Flooding that has washed out many roads and bridges in western Manitoba has cut off one community from the outside world.

“We can’t get out of here at all,” Robert Hanson said Monday from Mafeking, a community of 130 residents.

Bridges to the north and south of Mafeking were severely damaged by heavy rain late last week that combined with melting snow in and around Duck Mountain Provincial Park.

“Such high water came out of there, it just washed out everything in its path,” said Mr. Hanson, who is reeve of the Rural Municipality of Mountain, which includes Mafeking and some other hard-hit communities.

Another highway to the west has sections that are under water.

“We’ve got washouts all over the place.”

Mafeking’s ambulance station has been closed because the ambulance was outside the community when the bridge washed out and cannot get back. Anyone needing medical care will have to be taken out by helicopter.

In other communities, roads, bridges and culverts were washed out. There were at least three provincial bridges severely damaged and many municipal roads inundated.

“It’s been very devastating in that region,” said Doyle Piwniuk, Minister for Emergency Measures.

Mr. Hanson said he and others in Mafeking might be able to leave in three days when a bridge to the north is expected to reopen.

The flooding in western Manitoba is the latest disaster to hit the province, which has been dealing with high water for weeks.

In the central region, more than 1,800 people from the Peguis First Nation are still out of their homes due to the swollen Fisher River.

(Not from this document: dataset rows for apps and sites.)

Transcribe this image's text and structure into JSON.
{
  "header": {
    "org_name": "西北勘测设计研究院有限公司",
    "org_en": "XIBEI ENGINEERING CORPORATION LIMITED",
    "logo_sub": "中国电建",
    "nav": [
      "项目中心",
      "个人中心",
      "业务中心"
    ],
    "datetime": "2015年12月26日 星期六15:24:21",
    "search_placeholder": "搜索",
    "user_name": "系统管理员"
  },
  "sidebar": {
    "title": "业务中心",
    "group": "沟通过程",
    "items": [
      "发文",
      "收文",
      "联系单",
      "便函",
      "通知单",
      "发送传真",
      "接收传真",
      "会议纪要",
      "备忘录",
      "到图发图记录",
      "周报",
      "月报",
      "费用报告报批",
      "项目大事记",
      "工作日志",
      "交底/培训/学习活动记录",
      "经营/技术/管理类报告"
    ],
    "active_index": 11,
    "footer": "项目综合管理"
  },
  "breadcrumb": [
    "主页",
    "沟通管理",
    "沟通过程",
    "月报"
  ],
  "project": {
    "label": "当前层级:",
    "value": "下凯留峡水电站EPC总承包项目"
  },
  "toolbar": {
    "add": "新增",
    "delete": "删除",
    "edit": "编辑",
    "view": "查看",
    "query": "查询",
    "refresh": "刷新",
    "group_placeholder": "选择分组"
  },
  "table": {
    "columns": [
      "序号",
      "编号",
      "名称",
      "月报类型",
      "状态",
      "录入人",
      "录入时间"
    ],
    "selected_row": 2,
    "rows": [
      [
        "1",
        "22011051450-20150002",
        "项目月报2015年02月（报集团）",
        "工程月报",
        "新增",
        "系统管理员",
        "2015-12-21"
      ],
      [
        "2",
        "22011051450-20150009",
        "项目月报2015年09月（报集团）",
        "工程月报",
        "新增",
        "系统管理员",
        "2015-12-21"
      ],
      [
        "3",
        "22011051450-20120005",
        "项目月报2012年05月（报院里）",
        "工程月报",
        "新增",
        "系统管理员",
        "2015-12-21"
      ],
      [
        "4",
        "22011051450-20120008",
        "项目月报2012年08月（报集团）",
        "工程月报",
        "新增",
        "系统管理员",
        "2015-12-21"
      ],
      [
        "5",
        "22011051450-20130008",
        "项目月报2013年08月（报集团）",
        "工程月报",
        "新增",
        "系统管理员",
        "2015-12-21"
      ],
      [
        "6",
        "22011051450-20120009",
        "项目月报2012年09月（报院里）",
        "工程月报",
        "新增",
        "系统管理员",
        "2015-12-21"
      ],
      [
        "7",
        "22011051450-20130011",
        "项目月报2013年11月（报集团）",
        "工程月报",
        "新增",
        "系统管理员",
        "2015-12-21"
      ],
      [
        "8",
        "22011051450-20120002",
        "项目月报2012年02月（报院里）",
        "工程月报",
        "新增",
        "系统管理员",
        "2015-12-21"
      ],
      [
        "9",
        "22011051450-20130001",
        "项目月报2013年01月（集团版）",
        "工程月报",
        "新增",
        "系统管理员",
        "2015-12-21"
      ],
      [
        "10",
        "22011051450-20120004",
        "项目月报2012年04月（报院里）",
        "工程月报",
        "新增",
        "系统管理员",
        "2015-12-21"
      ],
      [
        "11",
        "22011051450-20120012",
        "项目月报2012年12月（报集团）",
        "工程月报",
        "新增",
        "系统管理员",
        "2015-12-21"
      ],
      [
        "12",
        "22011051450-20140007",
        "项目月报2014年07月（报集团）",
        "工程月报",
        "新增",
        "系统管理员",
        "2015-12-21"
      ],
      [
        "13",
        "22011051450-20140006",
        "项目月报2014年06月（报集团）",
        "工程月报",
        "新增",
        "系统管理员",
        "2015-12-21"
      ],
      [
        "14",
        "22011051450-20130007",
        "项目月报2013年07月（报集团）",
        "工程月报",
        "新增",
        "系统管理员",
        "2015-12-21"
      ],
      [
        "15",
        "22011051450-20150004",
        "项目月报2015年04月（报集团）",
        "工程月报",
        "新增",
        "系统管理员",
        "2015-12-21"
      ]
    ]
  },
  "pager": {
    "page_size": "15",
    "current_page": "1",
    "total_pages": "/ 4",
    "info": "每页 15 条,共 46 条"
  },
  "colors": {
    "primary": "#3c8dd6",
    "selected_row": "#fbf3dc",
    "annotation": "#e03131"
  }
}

South of Winnipeg, the Red River has started to recede but still resembles a vast lake in many areas, covering farmland and roads. A section of Highway 75, the main link between the provincial capital and the United States, remained closed.